Oberleutnant Heinz-Otto Schultze’s U-432 sank the 5,229-ton British Muneric, U-81 failed to achieved any hit, Oberleutnant Georg-Werner Fraatz’s U-652 torpedoed two ships (the 6,508-ton British tanker Tahchee which was damaged and towed to port by the corvette Orillia and the 3,410-ton British Baron Pentland which was damaged and sunk later by Kapitänleutnant Heinz-Joachim Neumann’s U-372), Schultze’s U-432 sank the 3,205-ton Dutch Winterswijk and 1,113-ton Norwegian Stargard, Guggenberger’s U-81 sank the 3,252-ton British Sally Maersk, and Oberleutnant Siegfried Rollmann’s U-82 sank the 7,465-ton British CAM-ship Empire Hudson and fired a salvo that failed to hit Skeena). The fact that the corvettes of the escort remained behind to recover survivors facilitated the attacks of the U-boats. During the daylight hours of 10 September U-432 was the contact keeper.
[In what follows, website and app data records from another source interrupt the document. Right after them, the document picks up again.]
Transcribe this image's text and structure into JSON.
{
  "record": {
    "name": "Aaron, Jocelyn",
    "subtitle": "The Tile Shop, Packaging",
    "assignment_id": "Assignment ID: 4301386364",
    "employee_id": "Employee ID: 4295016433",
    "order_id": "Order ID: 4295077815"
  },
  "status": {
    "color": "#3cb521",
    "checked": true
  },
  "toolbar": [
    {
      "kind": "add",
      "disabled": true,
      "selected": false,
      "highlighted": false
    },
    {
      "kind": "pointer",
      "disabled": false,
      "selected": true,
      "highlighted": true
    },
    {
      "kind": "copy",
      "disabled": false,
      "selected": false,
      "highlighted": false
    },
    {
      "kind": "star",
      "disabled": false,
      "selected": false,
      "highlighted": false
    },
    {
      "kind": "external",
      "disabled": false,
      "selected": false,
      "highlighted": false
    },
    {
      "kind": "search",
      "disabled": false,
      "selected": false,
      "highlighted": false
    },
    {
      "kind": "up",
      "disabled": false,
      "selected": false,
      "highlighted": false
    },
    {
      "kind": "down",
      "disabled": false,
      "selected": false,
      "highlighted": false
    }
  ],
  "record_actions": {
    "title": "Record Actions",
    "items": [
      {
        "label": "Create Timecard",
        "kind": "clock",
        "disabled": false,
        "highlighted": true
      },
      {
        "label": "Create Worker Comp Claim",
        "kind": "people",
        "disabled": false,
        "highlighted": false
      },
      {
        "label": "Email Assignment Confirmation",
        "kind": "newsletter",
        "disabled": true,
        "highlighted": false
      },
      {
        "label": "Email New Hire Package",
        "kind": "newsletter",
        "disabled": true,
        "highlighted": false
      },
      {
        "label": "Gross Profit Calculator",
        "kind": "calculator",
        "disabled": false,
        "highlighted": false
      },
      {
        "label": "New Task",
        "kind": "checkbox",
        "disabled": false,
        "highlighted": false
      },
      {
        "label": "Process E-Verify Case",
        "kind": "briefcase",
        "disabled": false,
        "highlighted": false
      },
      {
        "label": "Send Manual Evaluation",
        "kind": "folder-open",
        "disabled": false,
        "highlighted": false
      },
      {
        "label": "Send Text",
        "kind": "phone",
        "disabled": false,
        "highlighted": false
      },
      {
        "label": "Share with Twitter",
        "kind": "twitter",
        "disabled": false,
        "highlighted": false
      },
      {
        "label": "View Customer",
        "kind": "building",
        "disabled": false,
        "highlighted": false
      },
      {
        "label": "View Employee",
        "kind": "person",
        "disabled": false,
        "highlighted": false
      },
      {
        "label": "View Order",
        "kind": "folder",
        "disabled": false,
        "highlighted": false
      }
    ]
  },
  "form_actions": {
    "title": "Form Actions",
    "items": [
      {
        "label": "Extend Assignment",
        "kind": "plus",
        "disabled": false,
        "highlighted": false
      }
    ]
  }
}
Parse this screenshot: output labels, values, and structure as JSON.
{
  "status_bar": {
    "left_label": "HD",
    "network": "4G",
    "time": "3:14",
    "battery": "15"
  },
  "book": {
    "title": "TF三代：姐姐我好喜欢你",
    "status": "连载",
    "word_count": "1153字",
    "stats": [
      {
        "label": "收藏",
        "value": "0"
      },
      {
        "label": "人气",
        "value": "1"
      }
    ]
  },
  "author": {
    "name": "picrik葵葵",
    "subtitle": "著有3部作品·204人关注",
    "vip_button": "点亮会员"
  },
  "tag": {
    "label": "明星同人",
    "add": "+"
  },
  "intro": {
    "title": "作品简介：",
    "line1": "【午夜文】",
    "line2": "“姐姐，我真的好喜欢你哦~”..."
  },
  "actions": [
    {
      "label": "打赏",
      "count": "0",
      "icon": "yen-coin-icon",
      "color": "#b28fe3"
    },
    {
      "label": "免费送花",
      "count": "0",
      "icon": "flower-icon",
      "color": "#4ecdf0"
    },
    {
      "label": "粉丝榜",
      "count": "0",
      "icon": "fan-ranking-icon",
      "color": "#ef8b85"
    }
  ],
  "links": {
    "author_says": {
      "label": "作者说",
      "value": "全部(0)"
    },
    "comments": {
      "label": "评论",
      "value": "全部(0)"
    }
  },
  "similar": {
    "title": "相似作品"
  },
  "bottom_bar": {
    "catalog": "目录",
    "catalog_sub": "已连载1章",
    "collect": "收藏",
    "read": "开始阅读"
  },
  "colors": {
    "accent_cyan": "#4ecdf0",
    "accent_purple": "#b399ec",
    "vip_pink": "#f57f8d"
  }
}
Oberleutnant Eberhard Gregert’s U-85 made two attacks and sank the 4,748-ton British Thistleglen but was itself depth-charged and damaged by Skeena and Alberni. The arrival of the first air escort, a Consolidated Catalina flying boat of the RAF’s No. 209 Squadron from Iceland, forced U-501 to submerge. The Canadian corvettes Chambly and Moosejaw, despatched from St John’s, Newfoundland, to support the SC.42 convoy in its time of greatest danger, arrived from the west, and surprised and sank Förster’s U-501.
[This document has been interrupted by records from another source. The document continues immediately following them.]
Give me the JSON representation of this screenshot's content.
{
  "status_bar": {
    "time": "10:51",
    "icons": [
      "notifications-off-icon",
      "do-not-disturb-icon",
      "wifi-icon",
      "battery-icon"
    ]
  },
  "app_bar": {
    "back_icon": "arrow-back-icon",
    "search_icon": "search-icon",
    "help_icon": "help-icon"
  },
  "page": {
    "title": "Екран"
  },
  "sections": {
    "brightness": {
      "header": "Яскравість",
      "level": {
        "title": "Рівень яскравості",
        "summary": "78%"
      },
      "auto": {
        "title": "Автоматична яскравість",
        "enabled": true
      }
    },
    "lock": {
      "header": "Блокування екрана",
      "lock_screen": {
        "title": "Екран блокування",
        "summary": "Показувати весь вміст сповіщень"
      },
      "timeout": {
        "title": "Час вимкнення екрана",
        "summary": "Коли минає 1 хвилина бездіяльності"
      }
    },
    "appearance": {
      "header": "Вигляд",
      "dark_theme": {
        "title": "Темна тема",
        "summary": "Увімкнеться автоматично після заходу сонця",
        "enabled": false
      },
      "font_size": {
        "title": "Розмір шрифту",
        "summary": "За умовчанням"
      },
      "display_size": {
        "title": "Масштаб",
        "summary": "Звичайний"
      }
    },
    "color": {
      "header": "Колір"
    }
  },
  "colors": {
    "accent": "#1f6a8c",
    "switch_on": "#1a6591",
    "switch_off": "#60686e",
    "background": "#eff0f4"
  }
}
During the night of 10/11 September several U-boats again made attacks on the convoy. Rollmann’s U-82 sank the 7,519-ton British Bulysses and 3,915-ton British Gypsum Queen, Schultze’s U-432 sank the 1,231-ton Swedish Garm, Oberleutnant Hans Ey’s U-433 torpedoed and damaged the straggling 2,215-ton Norwegian Bestum, Meyer’s U-207 sank the 4,803-ton British Stonepool and 4,924-ton British Berury, and Rollmann’s U-82 torpedoed two ships, sinking 5,463-ton British Empire Crossbill and damaging the 1,999-ton Swedish Scania, which was sent to the bottom on the following day by Kapitänleutnant Hans-Heinz Linder’s U-202, which had made an earlier but unsuccessful attack.
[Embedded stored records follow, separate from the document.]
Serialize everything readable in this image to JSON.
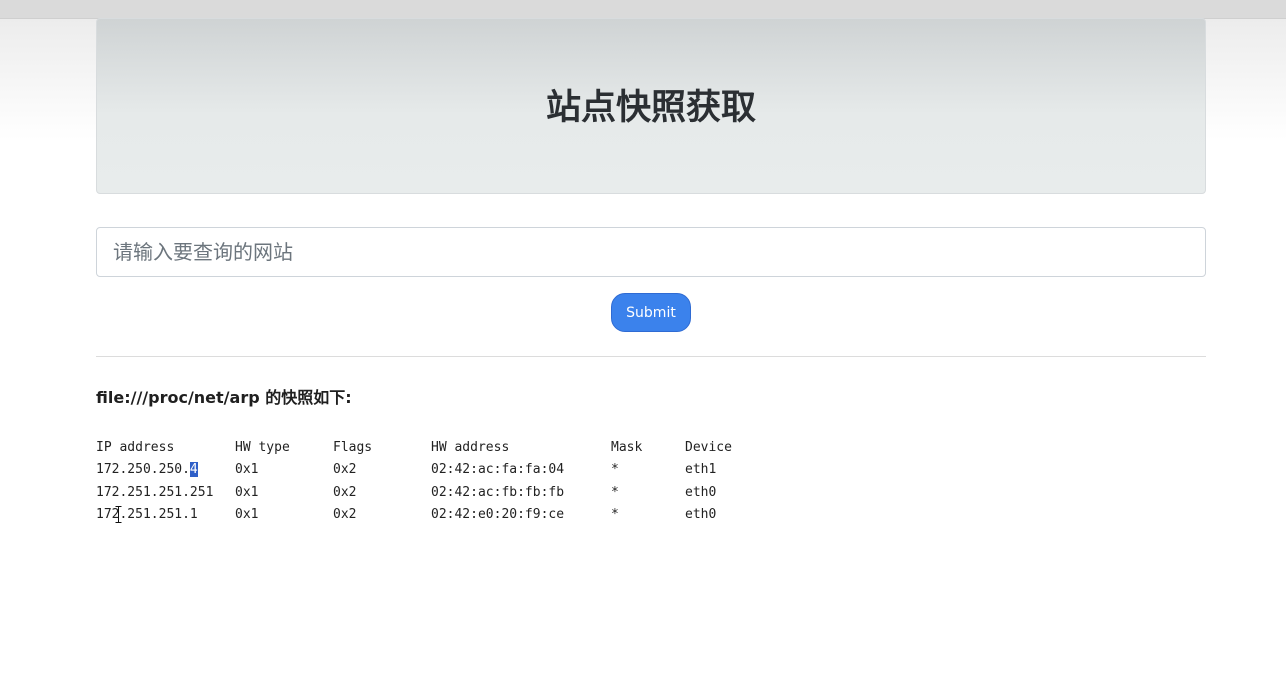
{
  "header": {
    "title": "站点快照获取"
  },
  "search": {
    "placeholder": "请输入要查询的网站",
    "value": ""
  },
  "form": {
    "submit_label": "Submit"
  },
  "result": {
    "title": "file:///proc/net/arp 的快照如下:",
    "columns": [
      "IP address",
      "HW type",
      "Flags",
      "HW address",
      "Mask",
      "Device"
    ],
    "rows": [
      {
        "ip": "172.250.250.4",
        "ip_prefix": "172.250.250.",
        "ip_selected": "4",
        "hw_type": "0x1",
        "flags": "0x2",
        "hw_address": "02:42:ac:fa:fa:04",
        "mask": "*",
        "device": "eth1"
      },
      {
        "ip": "172.251.251.251",
        "hw_type": "0x1",
        "flags": "0x2",
        "hw_address": "02:42:ac:fb:fb:fb",
        "mask": "*",
        "device": "eth0"
      },
      {
        "ip": "172.251.251.1",
        "hw_type": "0x1",
        "flags": "0x2",
        "hw_address": "02:42:e0:20:f9:ce",
        "mask": "*",
        "device": "eth0"
      }
    ]
  },
  "colors": {
    "submit_bg": "#3b82ec",
    "selection": "#2f5fc8"
  }
}
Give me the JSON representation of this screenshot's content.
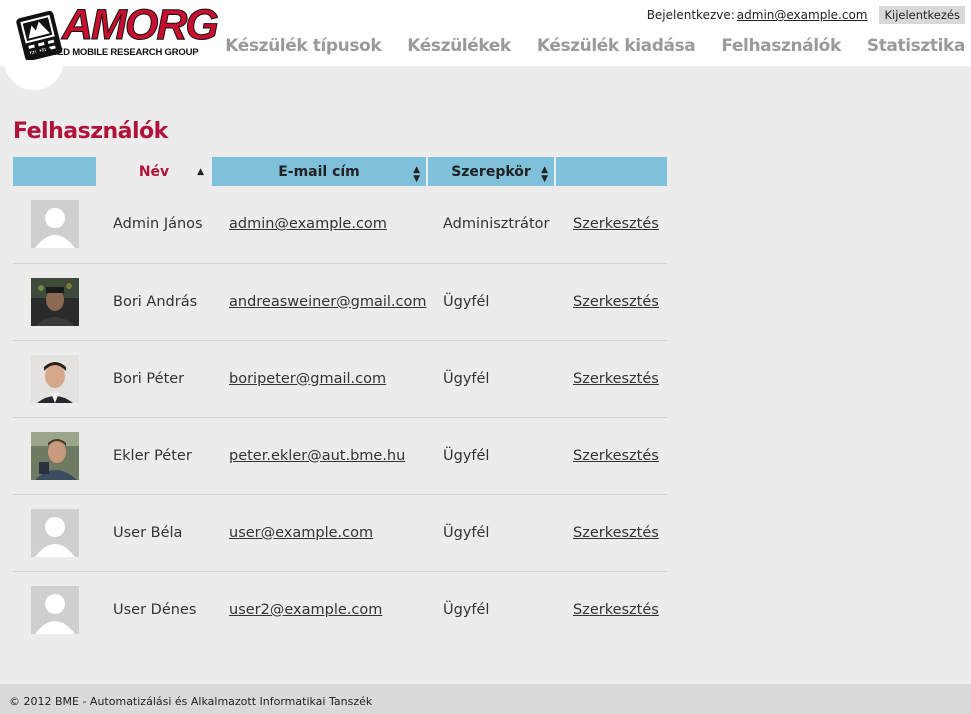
{
  "logo": {
    "brand": "AMORG",
    "subtitle": "APPLIED MOBILE RESEARCH GROUP"
  },
  "session": {
    "label": "Bejelentkezve:",
    "user_email": "admin@example.com",
    "logout_label": "Kijelentkezés"
  },
  "nav": {
    "device_types": "Készülék típusok",
    "devices": "Készülékek",
    "device_issue": "Készülék kiadása",
    "users": "Felhasználók",
    "statistics": "Statisztika"
  },
  "page": {
    "title": "Felhasználók"
  },
  "table": {
    "headers": {
      "name": "Név",
      "email": "E-mail cím",
      "role": "Szerepkör"
    },
    "rows": [
      {
        "name": "Admin János",
        "email": "admin@example.com",
        "role": "Adminisztrátor",
        "action": "Szerkesztés",
        "avatar": "default"
      },
      {
        "name": "Bori András",
        "email": "andreasweiner@gmail.com",
        "role": "Ügyfél",
        "action": "Szerkesztés",
        "avatar": "photo"
      },
      {
        "name": "Bori Péter",
        "email": "boripeter@gmail.com",
        "role": "Ügyfél",
        "action": "Szerkesztés",
        "avatar": "photo"
      },
      {
        "name": "Ekler Péter",
        "email": "peter.ekler@aut.bme.hu",
        "role": "Ügyfél",
        "action": "Szerkesztés",
        "avatar": "photo"
      },
      {
        "name": "User Béla",
        "email": "user@example.com",
        "role": "Ügyfél",
        "action": "Szerkesztés",
        "avatar": "default"
      },
      {
        "name": "User Dénes",
        "email": "user2@example.com",
        "role": "Ügyfél",
        "action": "Szerkesztés",
        "avatar": "default"
      }
    ]
  },
  "footer": {
    "text": "© 2012 BME - Automatizálási és Alkalmazott Informatikai Tanszék"
  },
  "colors": {
    "accent": "#b0123a",
    "table_header": "#7fc0da",
    "background": "#ececec"
  }
}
During the morning of 11 September the corvettes Wetaskiwin, Mimose and Gladiolus and the trawler Buttermere, diverted from support of the HX.147 convoy, reached this convoy battle, and then Commander W. E. Banks’s British 2nd Escort Group (destroyers Douglas, Veteran, Leamington, Skate and Saladin) arrived after refuelling at the Hvalfjörður in south-western Iceland once it had left the ON.13F convoy, rerouted to the north of SC.42 and now escorted only by the corvettes Anemone, Veronica and Abelia and the trawlers Vizalma and St Zeno. The US TU1.1.6 (destroyers Ellis, Cole, Broome and Simpson) was diverted from its task of escorting four ships from Reykjavik to Argentia and ordered to head to the south.

During daylight on 11 September aircraft of the RAF’s Nos 209 and 269 Squadrons, each based in Iceland, arrived over the convoy to provide much needed air cover. Veteran and Leamington depth-charged and sank Meyer’s U-207. U-432 continued with the convoy as the contact keeper. U-652 attacked without success and Kapitänleutnant Georg Schewe’s U-105 sank the 1,549-ton Panamanian Montana, an independent sailer.

During the night of 11/12 September the escort, now numbering 14 warships under the command of Banks and augmented by the trawler Windermere escorting a straggler, prevented the U-boats from delivering any successful attack, so while U-84 and U-43 launched torpedoes they both missed. By day on 12 September Skeena, Kenogami and Alberni had to detach to refuel at the Hvalfjörður, while the Canadian destroyers St Croix from the SC.41 convoy and Columbia from the HX.147 convoy joined the escort after refuelling. U-432, U-373 and U-433 maintained contact, but were held off by the escorts and aircraft. After a quiet night on 13 September the US destroyers Sims, Hughes and Russell reached the convoy, which made it possible for the 2nd Escort Group’s five destroyers to refuel once more.

Fog now began to close, and in these conditions U-373, U-433, U-552, U-572 and U-575 could not locate the convoy. Skeena, together with five merchant vessels bound from Iceland to the UK, later rejoined the escort. On 14 September Chambly left for the Hvalfjörður and the three US destroyers were recalled, but only U-552 managed to re-establish contact before the Germans broke off the operation.